BEGIN

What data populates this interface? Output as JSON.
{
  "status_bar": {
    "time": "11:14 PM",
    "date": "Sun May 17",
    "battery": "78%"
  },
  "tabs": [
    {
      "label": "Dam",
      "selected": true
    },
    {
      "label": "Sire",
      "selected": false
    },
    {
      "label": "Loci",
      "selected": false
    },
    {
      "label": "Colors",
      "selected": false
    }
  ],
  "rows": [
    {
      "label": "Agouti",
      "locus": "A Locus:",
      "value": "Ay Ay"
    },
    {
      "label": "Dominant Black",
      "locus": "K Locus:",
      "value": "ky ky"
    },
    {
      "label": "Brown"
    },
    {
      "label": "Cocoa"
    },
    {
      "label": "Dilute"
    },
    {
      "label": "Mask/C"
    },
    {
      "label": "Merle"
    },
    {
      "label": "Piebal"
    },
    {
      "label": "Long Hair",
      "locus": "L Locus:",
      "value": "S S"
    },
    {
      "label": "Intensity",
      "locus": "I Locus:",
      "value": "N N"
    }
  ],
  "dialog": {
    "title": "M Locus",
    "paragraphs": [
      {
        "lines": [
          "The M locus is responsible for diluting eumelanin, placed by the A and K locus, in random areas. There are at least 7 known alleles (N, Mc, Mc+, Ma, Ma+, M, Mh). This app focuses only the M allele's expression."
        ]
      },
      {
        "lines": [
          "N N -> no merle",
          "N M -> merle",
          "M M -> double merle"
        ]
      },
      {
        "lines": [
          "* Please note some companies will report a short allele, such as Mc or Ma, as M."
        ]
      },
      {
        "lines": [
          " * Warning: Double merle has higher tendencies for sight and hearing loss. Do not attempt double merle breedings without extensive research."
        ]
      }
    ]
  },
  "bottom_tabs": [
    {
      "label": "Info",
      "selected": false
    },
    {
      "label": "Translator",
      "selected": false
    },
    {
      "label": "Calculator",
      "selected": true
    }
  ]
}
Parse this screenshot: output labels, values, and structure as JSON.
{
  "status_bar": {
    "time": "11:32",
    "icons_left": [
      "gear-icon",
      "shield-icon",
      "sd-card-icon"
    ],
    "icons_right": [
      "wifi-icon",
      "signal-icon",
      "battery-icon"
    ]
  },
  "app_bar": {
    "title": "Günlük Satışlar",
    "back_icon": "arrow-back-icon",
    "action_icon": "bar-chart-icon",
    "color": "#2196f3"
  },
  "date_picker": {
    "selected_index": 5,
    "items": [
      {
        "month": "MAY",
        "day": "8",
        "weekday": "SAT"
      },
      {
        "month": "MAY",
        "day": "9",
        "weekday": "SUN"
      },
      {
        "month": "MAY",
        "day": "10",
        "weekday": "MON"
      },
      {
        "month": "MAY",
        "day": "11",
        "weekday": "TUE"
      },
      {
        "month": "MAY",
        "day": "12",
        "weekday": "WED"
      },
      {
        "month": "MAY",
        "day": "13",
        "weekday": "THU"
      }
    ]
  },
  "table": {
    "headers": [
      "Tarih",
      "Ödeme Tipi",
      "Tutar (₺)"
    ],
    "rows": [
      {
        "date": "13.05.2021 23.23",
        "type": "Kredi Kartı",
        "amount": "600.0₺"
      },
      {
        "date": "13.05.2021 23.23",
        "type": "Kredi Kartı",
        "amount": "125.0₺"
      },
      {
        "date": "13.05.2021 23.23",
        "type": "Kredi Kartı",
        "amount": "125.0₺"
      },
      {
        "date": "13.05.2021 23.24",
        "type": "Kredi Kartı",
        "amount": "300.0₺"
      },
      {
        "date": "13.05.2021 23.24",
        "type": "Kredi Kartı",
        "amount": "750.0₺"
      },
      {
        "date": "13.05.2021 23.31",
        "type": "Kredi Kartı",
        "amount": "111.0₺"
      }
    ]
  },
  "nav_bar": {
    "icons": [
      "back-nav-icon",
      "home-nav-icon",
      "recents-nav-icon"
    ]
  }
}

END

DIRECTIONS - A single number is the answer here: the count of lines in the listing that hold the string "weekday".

EXERCISE ANSWER - 6